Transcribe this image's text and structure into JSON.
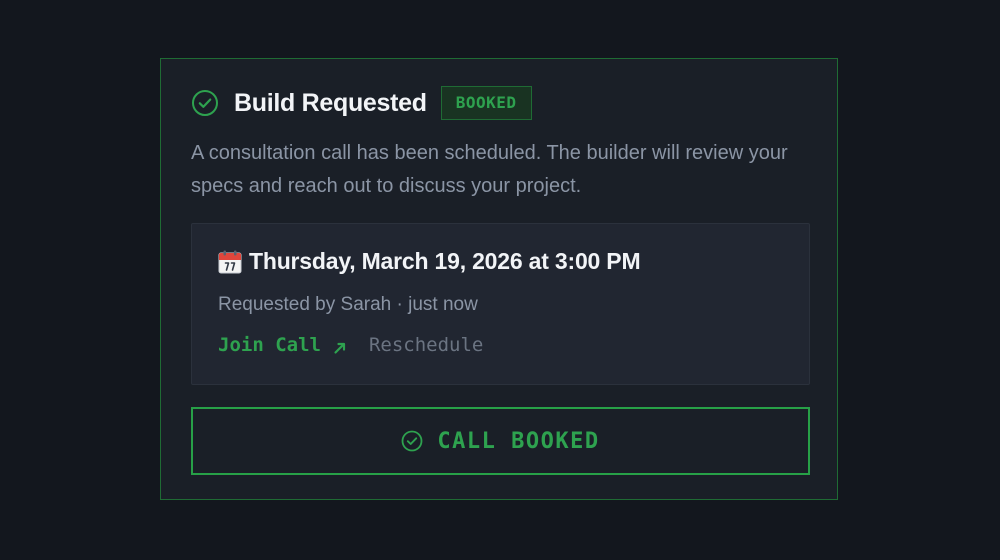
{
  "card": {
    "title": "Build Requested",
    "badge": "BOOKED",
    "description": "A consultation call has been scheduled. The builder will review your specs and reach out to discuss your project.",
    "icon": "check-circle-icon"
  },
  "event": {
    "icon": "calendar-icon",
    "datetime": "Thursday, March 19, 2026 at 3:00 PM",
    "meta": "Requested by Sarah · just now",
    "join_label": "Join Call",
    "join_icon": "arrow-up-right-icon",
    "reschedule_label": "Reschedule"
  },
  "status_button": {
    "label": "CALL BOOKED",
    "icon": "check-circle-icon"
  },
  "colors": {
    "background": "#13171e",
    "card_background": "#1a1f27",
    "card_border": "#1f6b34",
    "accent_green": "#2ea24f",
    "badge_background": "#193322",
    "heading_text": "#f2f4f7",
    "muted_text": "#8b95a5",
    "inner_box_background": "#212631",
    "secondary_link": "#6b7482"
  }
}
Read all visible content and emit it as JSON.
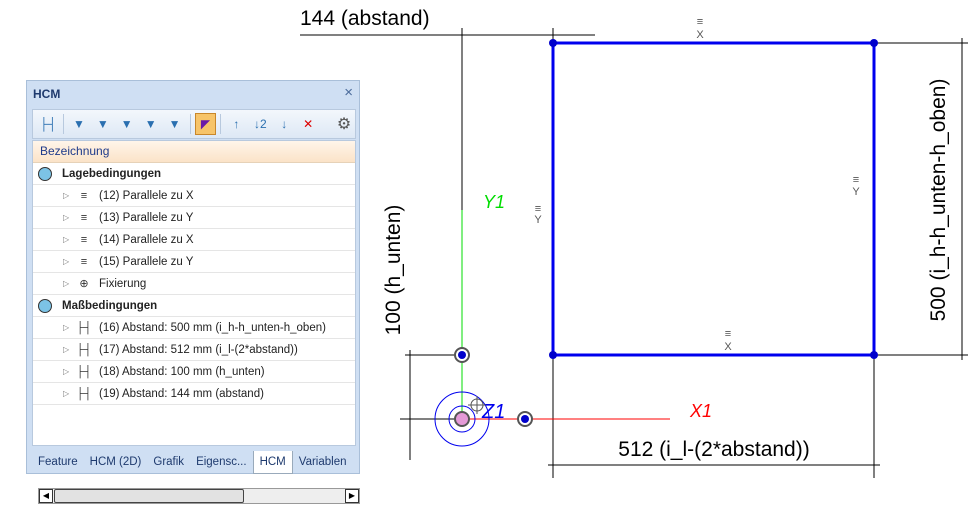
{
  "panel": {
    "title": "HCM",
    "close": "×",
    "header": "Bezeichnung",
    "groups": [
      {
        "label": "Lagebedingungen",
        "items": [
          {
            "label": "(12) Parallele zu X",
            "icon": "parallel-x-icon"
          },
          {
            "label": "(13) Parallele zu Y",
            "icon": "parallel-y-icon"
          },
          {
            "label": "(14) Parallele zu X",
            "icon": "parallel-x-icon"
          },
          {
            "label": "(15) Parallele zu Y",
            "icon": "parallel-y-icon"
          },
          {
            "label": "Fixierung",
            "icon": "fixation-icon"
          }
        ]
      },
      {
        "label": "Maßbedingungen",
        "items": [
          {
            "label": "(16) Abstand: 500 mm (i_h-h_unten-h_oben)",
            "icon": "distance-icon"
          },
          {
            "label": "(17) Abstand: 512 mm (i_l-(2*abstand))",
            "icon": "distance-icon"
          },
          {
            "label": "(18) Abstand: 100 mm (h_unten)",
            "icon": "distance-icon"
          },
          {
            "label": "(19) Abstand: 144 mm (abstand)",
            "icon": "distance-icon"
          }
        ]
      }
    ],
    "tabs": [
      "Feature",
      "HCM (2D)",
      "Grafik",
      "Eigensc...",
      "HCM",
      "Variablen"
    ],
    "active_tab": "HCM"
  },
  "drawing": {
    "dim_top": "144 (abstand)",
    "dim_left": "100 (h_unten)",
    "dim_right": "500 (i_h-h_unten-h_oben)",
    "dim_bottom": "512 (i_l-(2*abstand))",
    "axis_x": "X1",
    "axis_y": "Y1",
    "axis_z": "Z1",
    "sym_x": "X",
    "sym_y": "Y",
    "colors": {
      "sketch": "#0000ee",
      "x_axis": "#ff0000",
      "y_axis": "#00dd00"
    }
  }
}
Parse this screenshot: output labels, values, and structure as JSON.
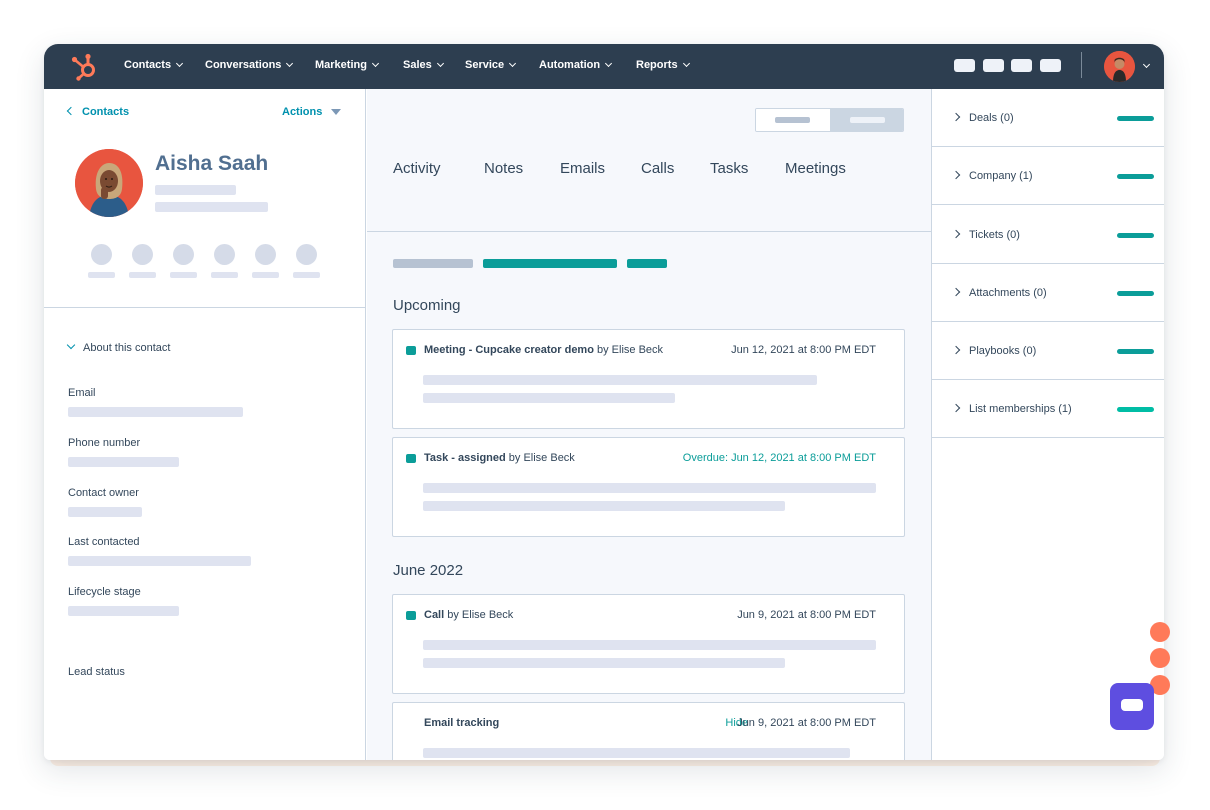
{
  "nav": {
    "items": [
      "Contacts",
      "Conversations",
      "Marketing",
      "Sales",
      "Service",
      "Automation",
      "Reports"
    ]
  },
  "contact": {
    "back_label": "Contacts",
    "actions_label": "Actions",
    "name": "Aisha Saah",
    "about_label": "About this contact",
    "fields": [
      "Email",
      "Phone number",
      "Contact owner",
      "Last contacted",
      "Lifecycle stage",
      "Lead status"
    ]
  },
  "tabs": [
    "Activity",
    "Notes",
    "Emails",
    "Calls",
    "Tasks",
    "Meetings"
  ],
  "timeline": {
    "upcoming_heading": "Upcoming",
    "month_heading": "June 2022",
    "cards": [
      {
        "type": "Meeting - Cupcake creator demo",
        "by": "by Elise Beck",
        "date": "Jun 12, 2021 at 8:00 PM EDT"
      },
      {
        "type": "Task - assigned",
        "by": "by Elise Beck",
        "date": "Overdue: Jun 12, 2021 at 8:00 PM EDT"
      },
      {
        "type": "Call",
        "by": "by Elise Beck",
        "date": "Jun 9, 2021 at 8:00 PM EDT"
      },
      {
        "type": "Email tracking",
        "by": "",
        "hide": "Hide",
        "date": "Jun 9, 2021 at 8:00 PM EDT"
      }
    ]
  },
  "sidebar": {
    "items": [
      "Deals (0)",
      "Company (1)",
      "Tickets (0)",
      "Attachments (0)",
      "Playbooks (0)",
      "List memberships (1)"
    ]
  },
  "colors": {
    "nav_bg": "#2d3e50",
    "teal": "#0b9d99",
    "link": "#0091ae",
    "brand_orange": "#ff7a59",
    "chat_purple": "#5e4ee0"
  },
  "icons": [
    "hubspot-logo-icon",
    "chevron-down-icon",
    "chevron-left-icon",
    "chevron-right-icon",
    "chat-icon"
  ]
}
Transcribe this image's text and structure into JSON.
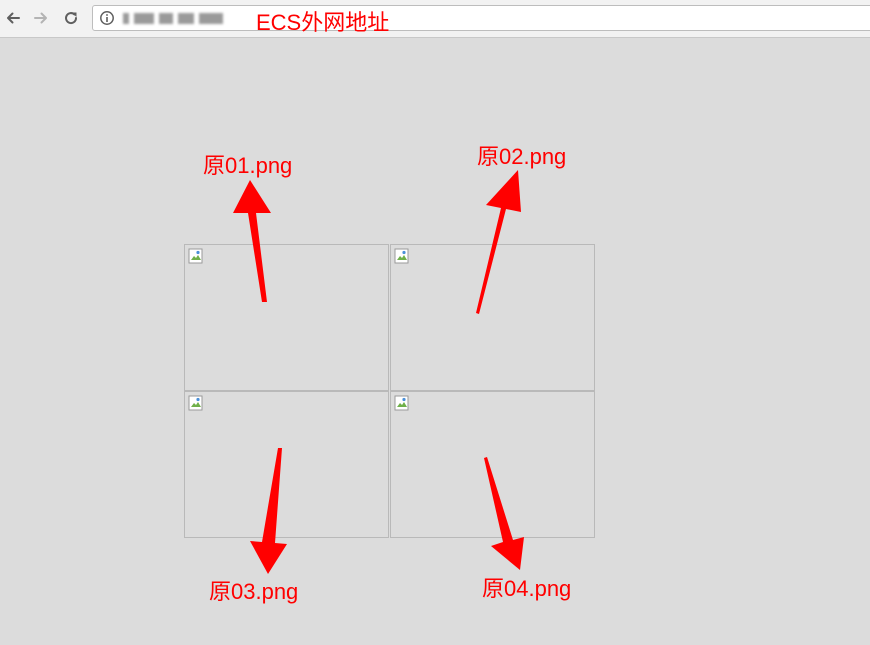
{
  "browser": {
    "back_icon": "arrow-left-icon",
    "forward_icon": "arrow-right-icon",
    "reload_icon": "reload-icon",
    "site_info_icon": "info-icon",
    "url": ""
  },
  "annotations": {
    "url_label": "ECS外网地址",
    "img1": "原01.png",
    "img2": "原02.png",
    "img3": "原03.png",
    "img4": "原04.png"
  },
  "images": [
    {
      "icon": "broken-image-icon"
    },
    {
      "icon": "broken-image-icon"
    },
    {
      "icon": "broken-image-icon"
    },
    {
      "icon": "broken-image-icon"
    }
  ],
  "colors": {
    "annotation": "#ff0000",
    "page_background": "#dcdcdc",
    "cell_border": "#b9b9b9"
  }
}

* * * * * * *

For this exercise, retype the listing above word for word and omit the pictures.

## Response for this exercise
Transcribe this image's text and structure into JSON.
{
  "card": {
    "title": "Build Requested",
    "badge": "BOOKED",
    "description": "A consultation call has been scheduled. The builder will review your specs and reach out to discuss your project.",
    "icon": "check-circle-icon"
  },
  "event": {
    "icon": "calendar-icon",
    "datetime": "Thursday, March 19, 2026 at 3:00 PM",
    "meta": "Requested by Sarah · just now",
    "join_label": "Join Call",
    "join_icon": "arrow-up-right-icon",
    "reschedule_label": "Reschedule"
  },
  "status_button": {
    "label": "CALL BOOKED",
    "icon": "check-circle-icon"
  },
  "colors": {
    "background": "#13171e",
    "card_background": "#1a1f27",
    "card_border": "#1f6b34",
    "accent_green": "#2ea24f",
    "badge_background": "#193322",
    "heading_text": "#f2f4f7",
    "muted_text": "#8b95a5",
    "inner_box_background": "#212631",
    "secondary_link": "#6b7482"
  }
}
Read all visible content and emit it as JSON.
{
  "panel": {
    "title": "HCM",
    "close": "×",
    "header": "Bezeichnung",
    "groups": [
      {
        "label": "Lagebedingungen",
        "items": [
          {
            "label": "(12) Parallele zu X",
            "icon": "parallel-x-icon"
          },
          {
            "label": "(13) Parallele zu Y",
            "icon": "parallel-y-icon"
          },
          {
            "label": "(14) Parallele zu X",
            "icon": "parallel-x-icon"
          },
          {
            "label": "(15) Parallele zu Y",
            "icon": "parallel-y-icon"
          },
          {
            "label": "Fixierung",
            "icon": "fixation-icon"
          }
        ]
      },
      {
        "label": "Maßbedingungen",
        "items": [
          {
            "label": "(16) Abstand: 500 mm (i_h-h_unten-h_oben)",
            "icon": "distance-icon"
          },
          {
            "label": "(17) Abstand: 512 mm (i_l-(2*abstand))",
            "icon": "distance-icon"
          },
          {
            "label": "(18) Abstand: 100 mm (h_unten)",
            "icon": "distance-icon"
          },
          {
            "label": "(19) Abstand: 144 mm (abstand)",
            "icon": "distance-icon"
          }
        ]
      }
    ],
    "tabs": [
      "Feature",
      "HCM (2D)",
      "Grafik",
      "Eigensc...",
      "HCM",
      "Variablen"
    ],
    "active_tab": "HCM"
  },
  "drawing": {
    "dim_top": "144 (abstand)",
    "dim_left": "100 (h_unten)",
    "dim_right": "500 (i_h-h_unten-h_oben)",
    "dim_bottom": "512 (i_l-(2*abstand))",
    "axis_x": "X1",
    "axis_y": "Y1",
    "axis_z": "Z1",
    "sym_x": "X",
    "sym_y": "Y",
    "colors": {
      "sketch": "#0000ee",
      "x_axis": "#ff0000",
      "y_axis": "#00dd00"
    }
  }
}
Parse this screenshot: output labels, values, and structure as JSON.
{
  "nav": {
    "items": [
      "Contacts",
      "Conversations",
      "Marketing",
      "Sales",
      "Service",
      "Automation",
      "Reports"
    ]
  },
  "contact": {
    "back_label": "Contacts",
    "actions_label": "Actions",
    "name": "Aisha Saah",
    "about_label": "About this contact",
    "fields": [
      "Email",
      "Phone number",
      "Contact owner",
      "Last contacted",
      "Lifecycle stage",
      "Lead status"
    ]
  },
  "tabs": [
    "Activity",
    "Notes",
    "Emails",
    "Calls",
    "Tasks",
    "Meetings"
  ],
  "timeline": {
    "upcoming_heading": "Upcoming",
    "month_heading": "June 2022",
    "cards": [
      {
        "type": "Meeting - Cupcake creator demo",
        "by": "by Elise Beck",
        "date": "Jun 12, 2021 at 8:00 PM EDT"
      },
      {
        "type": "Task - assigned",
        "by": "by Elise Beck",
        "date": "Overdue: Jun 12, 2021 at 8:00 PM EDT"
      },
      {
        "type": "Call",
        "by": "by Elise Beck",
        "date": "Jun 9, 2021 at 8:00 PM EDT"
      },
      {
        "type": "Email tracking",
        "by": "",
        "hide": "Hide",
        "date": "Jun 9, 2021 at 8:00 PM EDT"
      }
    ]
  },
  "sidebar": {
    "items": [
      "Deals (0)",
      "Company (1)",
      "Tickets (0)",
      "Attachments (0)",
      "Playbooks (0)",
      "List memberships (1)"
    ]
  },
  "colors": {
    "nav_bg": "#2d3e50",
    "teal": "#0b9d99",
    "link": "#0091ae",
    "brand_orange": "#ff7a59",
    "chat_purple": "#5e4ee0"
  },
  "icons": [
    "hubspot-logo-icon",
    "chevron-down-icon",
    "chevron-left-icon",
    "chevron-right-icon",
    "chat-icon"
  ]
}
Transcribe this image's text and structure into JSON.
{
  "browser": {
    "back_icon": "arrow-left-icon",
    "forward_icon": "arrow-right-icon",
    "reload_icon": "reload-icon",
    "site_info_icon": "info-icon",
    "url": ""
  },
  "annotations": {
    "url_label": "ECS外网地址",
    "img1": "原01.png",
    "img2": "原02.png",
    "img3": "原03.png",
    "img4": "原04.png"
  },
  "images": [
    {
      "icon": "broken-image-icon"
    },
    {
      "icon": "broken-image-icon"
    },
    {
      "icon": "broken-image-icon"
    },
    {
      "icon": "broken-image-icon"
    }
  ],
  "colors": {
    "annotation": "#ff0000",
    "page_background": "#dcdcdc",
    "cell_border": "#b9b9b9"
  }
}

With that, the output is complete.